**GOAL OF THE EXERCISE**
Scan the entries line by line and return those with "chevron".

[Items from a data source]
§ §

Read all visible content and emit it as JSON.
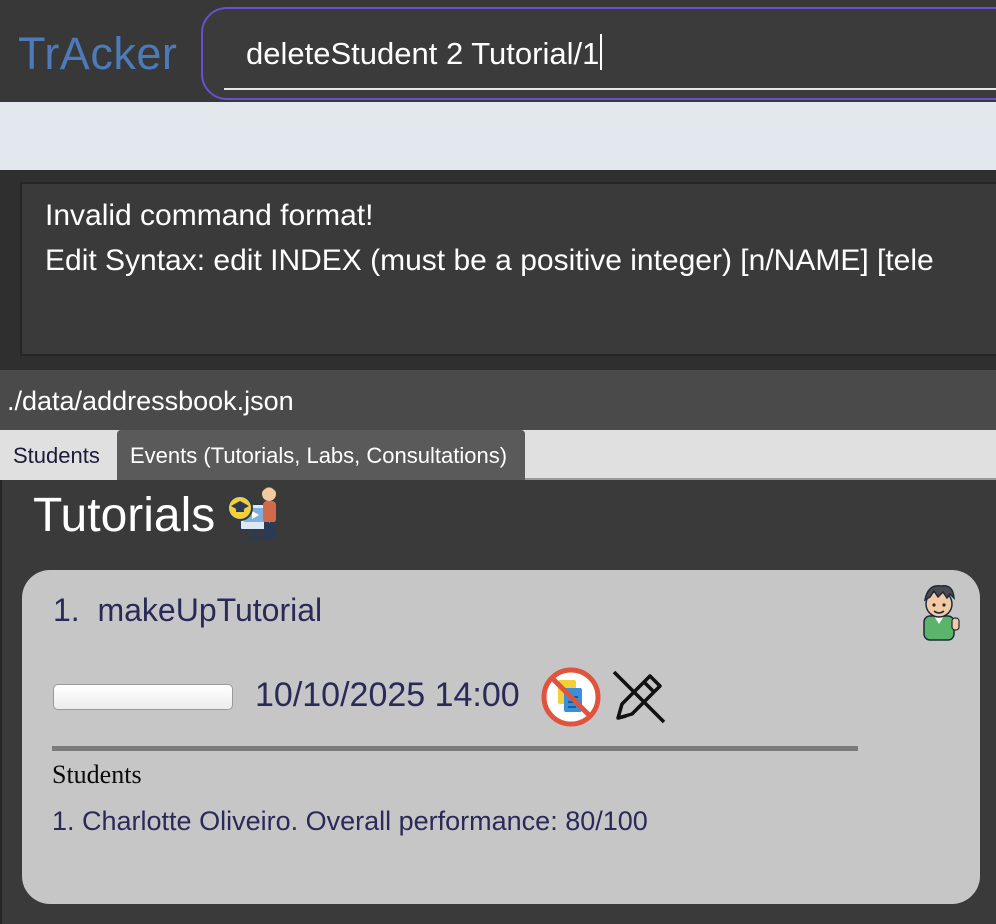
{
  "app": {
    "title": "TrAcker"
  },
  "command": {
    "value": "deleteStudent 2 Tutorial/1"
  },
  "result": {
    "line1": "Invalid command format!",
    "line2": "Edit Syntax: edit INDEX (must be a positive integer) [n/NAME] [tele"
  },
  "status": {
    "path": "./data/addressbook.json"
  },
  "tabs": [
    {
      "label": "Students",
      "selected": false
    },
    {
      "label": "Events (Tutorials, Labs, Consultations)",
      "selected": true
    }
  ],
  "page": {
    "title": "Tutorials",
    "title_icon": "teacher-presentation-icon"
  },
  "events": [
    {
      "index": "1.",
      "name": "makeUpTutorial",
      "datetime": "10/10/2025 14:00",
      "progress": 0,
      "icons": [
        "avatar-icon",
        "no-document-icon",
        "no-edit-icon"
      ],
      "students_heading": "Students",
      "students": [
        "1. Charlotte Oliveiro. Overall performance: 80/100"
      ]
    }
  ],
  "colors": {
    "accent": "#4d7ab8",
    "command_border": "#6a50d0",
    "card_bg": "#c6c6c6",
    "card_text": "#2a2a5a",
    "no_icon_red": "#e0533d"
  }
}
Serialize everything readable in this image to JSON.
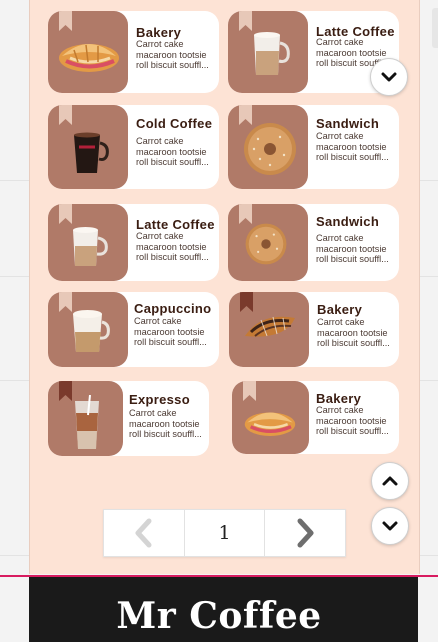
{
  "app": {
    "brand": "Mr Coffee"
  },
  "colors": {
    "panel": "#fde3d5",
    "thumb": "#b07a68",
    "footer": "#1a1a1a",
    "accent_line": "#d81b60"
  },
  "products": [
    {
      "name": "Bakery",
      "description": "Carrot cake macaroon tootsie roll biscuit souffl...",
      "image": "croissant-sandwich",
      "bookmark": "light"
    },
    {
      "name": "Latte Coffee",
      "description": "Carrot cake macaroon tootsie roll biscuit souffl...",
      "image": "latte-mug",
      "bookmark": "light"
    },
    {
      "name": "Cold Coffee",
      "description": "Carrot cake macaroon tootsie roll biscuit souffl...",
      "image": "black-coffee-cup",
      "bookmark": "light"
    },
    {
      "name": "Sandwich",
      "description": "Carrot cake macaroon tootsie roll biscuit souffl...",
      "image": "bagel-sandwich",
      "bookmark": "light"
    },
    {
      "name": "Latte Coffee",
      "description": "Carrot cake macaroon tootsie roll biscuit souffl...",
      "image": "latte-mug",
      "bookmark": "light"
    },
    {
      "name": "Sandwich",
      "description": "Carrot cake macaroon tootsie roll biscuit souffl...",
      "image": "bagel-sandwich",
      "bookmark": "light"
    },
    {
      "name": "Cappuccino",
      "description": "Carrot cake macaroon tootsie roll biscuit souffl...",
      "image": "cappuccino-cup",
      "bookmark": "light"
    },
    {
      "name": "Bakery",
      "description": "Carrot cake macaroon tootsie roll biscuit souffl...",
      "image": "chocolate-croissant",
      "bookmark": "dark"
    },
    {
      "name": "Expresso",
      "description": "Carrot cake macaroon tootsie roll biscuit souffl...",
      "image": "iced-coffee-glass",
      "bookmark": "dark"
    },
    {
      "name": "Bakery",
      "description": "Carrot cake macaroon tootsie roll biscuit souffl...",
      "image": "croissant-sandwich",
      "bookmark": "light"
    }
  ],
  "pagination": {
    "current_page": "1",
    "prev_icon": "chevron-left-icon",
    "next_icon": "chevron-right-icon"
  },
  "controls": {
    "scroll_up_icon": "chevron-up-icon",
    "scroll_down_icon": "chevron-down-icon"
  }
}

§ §

**SOLUTION**
    "prev_icon": "chevron-left-icon",
    "next_icon": "chevron-right-icon"
    "scroll_up_icon": "chevron-up-icon",
    "scroll_down_icon": "chevron-down-icon"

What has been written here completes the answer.